Yet another encounter with the ambiguous female character that keeps invading my dreams. This time she presents herself as an “ancient woman” (Lilith?) that can only be summoned within a specific chamber of a labyrinthine palace (?). The chamber can be recognized by dozens of vessels or lamps set on its floor. Lilith sprouts directly from a wall as a result of some alchemical (?) manipulations of mine the particulars of which are unclear. Her body is never completely human; I have a feeling she is a homunculus conjured by the dream world/the labyrinth as a means of communication. We spend the day talking and exploring the palace; she keeps levitating slightly behind me and disappears at some point when I turn around to address her. In my dream I enter the labyrinth many times and never fail to locate the chamber and summon the ominous entity.

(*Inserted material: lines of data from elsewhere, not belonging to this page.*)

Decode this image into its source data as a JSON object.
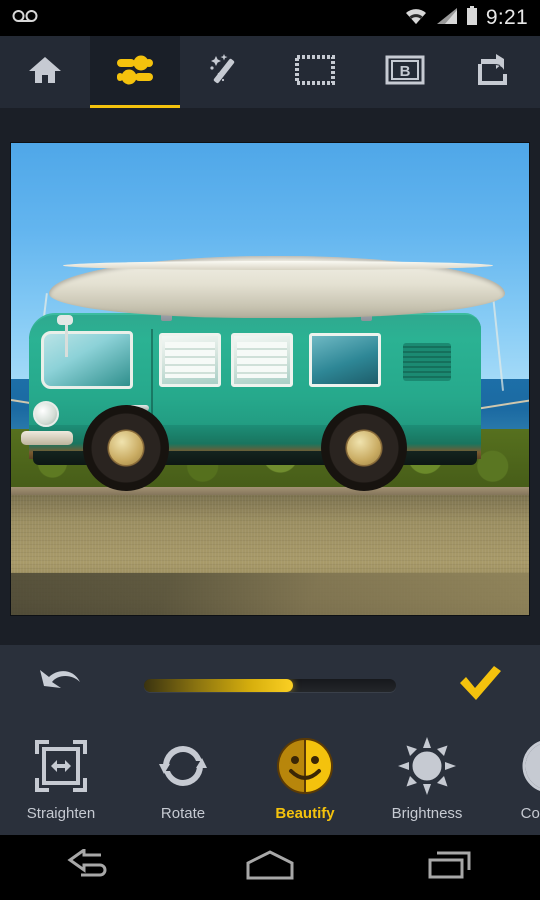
{
  "statusbar": {
    "clock": "9:21",
    "icons": [
      "voicemail-icon",
      "wifi-icon",
      "cellular-signal-icon",
      "battery-icon"
    ]
  },
  "toolbar": {
    "items": [
      {
        "name": "home",
        "icon": "home-icon",
        "active": false
      },
      {
        "name": "adjust",
        "icon": "sliders-icon",
        "active": true
      },
      {
        "name": "effects",
        "icon": "magic-wand-icon",
        "active": false
      },
      {
        "name": "frames",
        "icon": "frame-icon",
        "active": false
      },
      {
        "name": "text",
        "icon": "text-b-icon",
        "label": "B",
        "active": false
      },
      {
        "name": "share",
        "icon": "share-icon",
        "active": false
      }
    ]
  },
  "canvas": {
    "photo_alt": "Teal Volkswagen bus with white canoe on roof parked by the ocean"
  },
  "slider": {
    "undo_label": "Undo",
    "apply_label": "Apply",
    "value_percent": 59,
    "fill_color": "#f4c20d",
    "track_color": "#1a1c20"
  },
  "tools": [
    {
      "label": "Straighten",
      "icon": "straighten-icon",
      "active": false
    },
    {
      "label": "Rotate",
      "icon": "rotate-icon",
      "active": false
    },
    {
      "label": "Beautify",
      "icon": "beautify-smiley-icon",
      "active": true
    },
    {
      "label": "Brightness",
      "icon": "sun-icon",
      "active": false
    },
    {
      "label": "Contrast",
      "icon": "contrast-icon",
      "active": false
    }
  ],
  "navbar": {
    "items": [
      {
        "label": "Back",
        "icon": "back-arrow-icon"
      },
      {
        "label": "Home",
        "icon": "home-pentagon-icon"
      },
      {
        "label": "Recents",
        "icon": "recents-icon"
      }
    ]
  },
  "colors": {
    "accent": "#f4c20d",
    "chrome": "#2a303b",
    "toolbar": "#242a35",
    "canvas_bg": "#1b1f27",
    "icon": "#c6cad2"
  }
}
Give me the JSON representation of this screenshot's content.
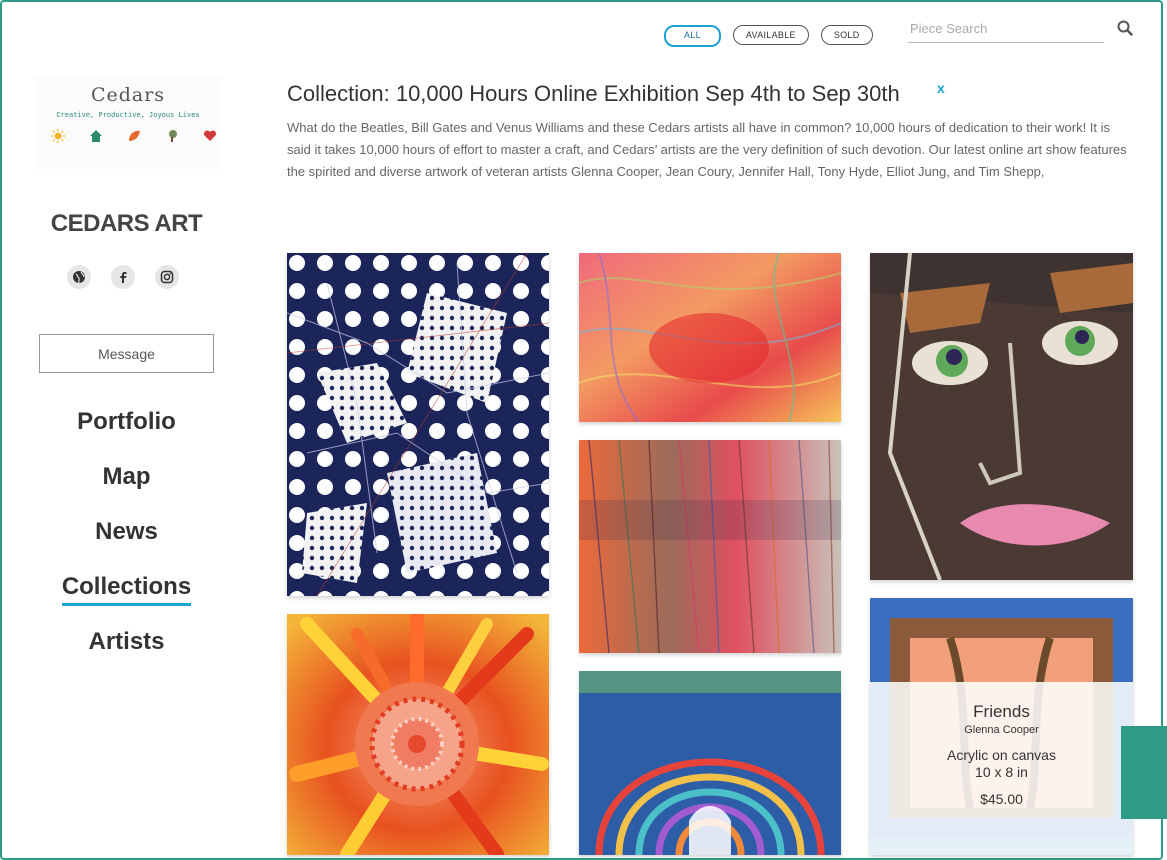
{
  "filters": {
    "all": "ALL",
    "available": "AVAILABLE",
    "sold": "SOLD"
  },
  "search": {
    "placeholder": "Piece Search",
    "icon": "search-icon"
  },
  "logo": {
    "title": "Cedars",
    "tagline": "Creative, Productive, Joyous Lives"
  },
  "sidebar": {
    "brand": "CEDARS ART",
    "socials": [
      "globe-icon",
      "facebook-icon",
      "instagram-icon"
    ],
    "message_label": "Message",
    "nav": [
      {
        "label": "Portfolio"
      },
      {
        "label": "Map"
      },
      {
        "label": "News"
      },
      {
        "label": "Collections",
        "active": true
      },
      {
        "label": "Artists"
      }
    ]
  },
  "collection": {
    "title": "Collection: 10,000 Hours Online Exhibition Sep 4th to Sep 30th",
    "close": "x",
    "description": "What do the Beatles, Bill Gates and Venus Williams and these Cedars artists all have in common? 10,000 hours of dedication to their work! It is said it takes 10,000 hours of effort to master a craft, and Cedars’ artists are the very definition of such devotion. Our latest online art show features the spirited and diverse artwork of veteran artists Glenna Cooper, Jean Coury, Jennifer Hall, Tony Hyde, Elliot Jung, and Tim Shepp,"
  },
  "featured_piece": {
    "title": "Friends",
    "artist": "Glenna Cooper",
    "medium": "Acrylic on canvas",
    "size": "10 x 8 in",
    "price": "$45.00"
  },
  "colors": {
    "accent": "#1ba3d4",
    "brand_green": "#2e9b86"
  }
}
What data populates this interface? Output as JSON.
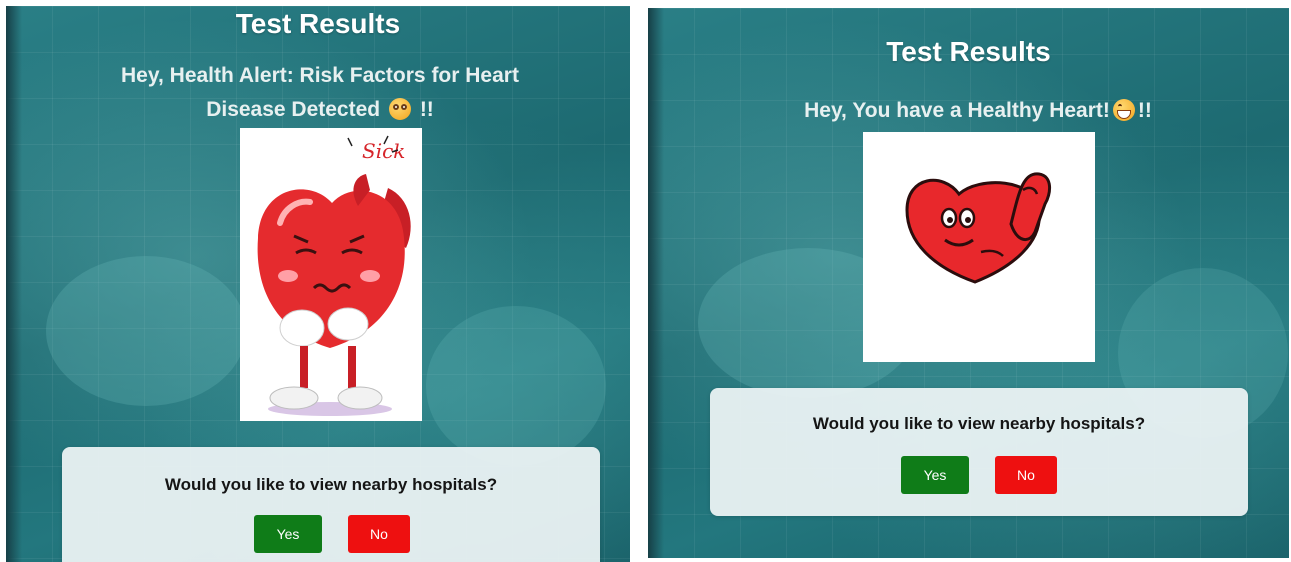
{
  "colors": {
    "yes_button": "#0f7c18",
    "no_button": "#ee1010",
    "panel_bg": "#1d6a71",
    "heart_red": "#e8282c"
  },
  "left_panel": {
    "title": "Test Results",
    "message_line1": "Hey, Health Alert: Risk Factors for Heart",
    "message_line2": "Disease Detected",
    "message_suffix": "!!",
    "message_emoji": "flushed-face-emoji",
    "image": "sick-heart-illustration",
    "image_caption": "Sick",
    "question": "Would you like to view nearby hospitals?",
    "yes_label": "Yes",
    "no_label": "No"
  },
  "right_panel": {
    "title": "Test Results",
    "message": "Hey, You have a Healthy Heart!",
    "message_suffix": "!!",
    "message_emoji": "grinning-face-emoji",
    "image": "strong-heart-illustration",
    "question": "Would you like to view nearby hospitals?",
    "yes_label": "Yes",
    "no_label": "No"
  }
}
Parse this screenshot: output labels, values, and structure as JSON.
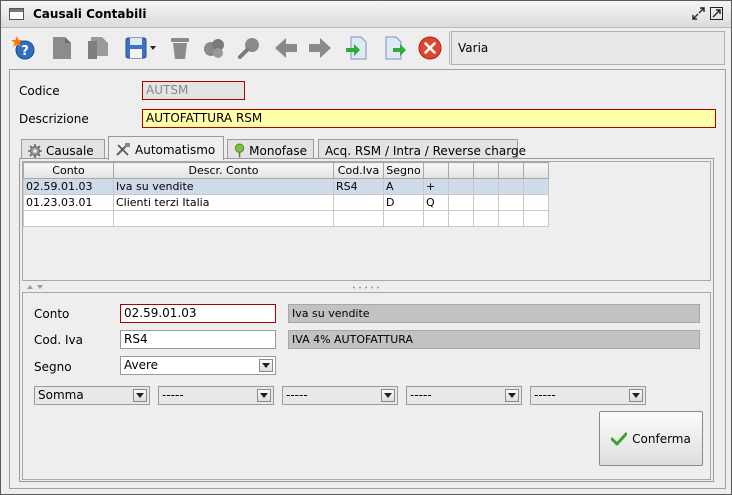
{
  "window": {
    "title": "Causali Contabili"
  },
  "toolbar": {
    "context": "Varia"
  },
  "form": {
    "codice_label": "Codice",
    "codice_value": "AUTSM",
    "descrizione_label": "Descrizione",
    "descrizione_value": "AUTOFATTURA RSM"
  },
  "tabs": [
    {
      "label": "Causale",
      "icon": "gear-icon"
    },
    {
      "label": "Automatismo",
      "icon": "tools-icon"
    },
    {
      "label": "Monofase",
      "icon": "pin-icon"
    },
    {
      "label": "Acq. RSM / Intra / Reverse charge",
      "icon": ""
    }
  ],
  "grid": {
    "columns": [
      "Conto",
      "Descr. Conto",
      "Cod.Iva",
      "Segno",
      "",
      "",
      "",
      "",
      ""
    ],
    "rows": [
      [
        "02.59.01.03",
        "Iva su vendite",
        "RS4",
        "A",
        "+",
        "",
        "",
        "",
        ""
      ],
      [
        "01.23.03.01",
        "Clienti terzi Italia",
        "",
        "D",
        "Q",
        "",
        "",
        "",
        ""
      ],
      [
        "",
        "",
        "",
        "",
        "",
        "",
        "",
        "",
        ""
      ]
    ]
  },
  "detail": {
    "conto_label": "Conto",
    "conto_value": "02.59.01.03",
    "conto_desc": "Iva su vendite",
    "codiva_label": "Cod. Iva",
    "codiva_value": "RS4",
    "codiva_desc": "IVA 4% AUTOFATTURA",
    "segno_label": "Segno",
    "segno_value": "Avere",
    "combos": [
      "Somma",
      "-----",
      "-----",
      "-----",
      "-----"
    ],
    "confirm_label": "Conferma"
  },
  "colors": {
    "required_border": "#b00000",
    "highlight_field": "#ffffa8",
    "selected_row": "#cfdbe8"
  }
}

This study is an important record because my dream seems to have been directly inspired by a very similar vision my son had experienced the previous night. In his dream Lilith was summoned in the course of a sleep-like trance and emerged from folds of flesh covering the walls of a living maze.
Using no drawings whatsoever, ceramicist Matthew Chambers has produced a series of spherical vessels that communicate a sense of fast, kinetic movement. Using a pottery wheel, he layers over ceramic layers into one single structure… producing gorgeous results.
POTS Theory: Duke Turomot is an extension of the Chamber of Ordeal. He totally calls it when Joren is judged and punished by some higher being. He also views things as hard and truth-driven as the Chamber. Maybe the Chamber chooses vessels just like the gods. It does it with Kel, maybe the same with the duke.
That is what I would sing to her, when we kissed,
Humming the words against her lips
Til she would have to break the bond and giggle…
She said she could feel the tone, the vibrations down to her feet,
Passing through all the wonderful places inside her along the way,
Til her whole body became those silly words, over and over,
Echoing from vessels and chambers, through tubes and tendons,
Bringing her alive, awake and desirous…
She said if she closed her eyes then she could almost see us there,
Lying on the dusty red sands of that world,
Pink sky above us lit by a smaller Sun, and dotted with stars and moons,
See us making love with the dirt of the War-God’s world sticking to our skin
Like a second coating, secreting us from chill, whispering winds
That blow through our kisses and sexual embraces….
And her giggles would fade to a dreamy smile,
To a stare that would cause me to lose my place
As I fell into those eyes like the pull of eternity…
And I would have to kiss her once again,
Just to feel the warmth of her lips
As I sing those words again down into her mouth…
“I took her to Mars, to show her some stars….”
(… a very old poem from my first book back in 2003…)
Veracruz sculpture is among the most admired of ancient Mesoamerica yet its study has long been subsumed under the aegis of the highly visible Teotihuacan and Maya civilizations. Veracruz refers to the central Gulf Coast of Mexico and has served loosley as a stylistic designation for all art eminating from the region. Its art reflects the influences of both Teotihuacan and Maya as well as a distinct aesthetic that developed locally. Ceramic sculpture reaches its greatest expression during the Late Classic. Life-size figures from El Zapotal, Remojadas “smiling figures,” pull-toy animals on wheels, and helmeted warriors with removable armor are but a few of the creative forms known. Seemingly free from the constraints of their neighboring super powers, Veracruz ceramicists sculpted naturalistic, highly animated human figures, animals and supernaturals. Facial expressions and disctinct hand gestures are the most striking features of figural ceramics. This double-chambered vessel combines a simple flask with the body of a monkey, and can aptly be described as an effigy bottle. The elaborate scroll patterning in the cartouches is most closely associated with the art of Classic Veracruz, where the vessel is said to originate.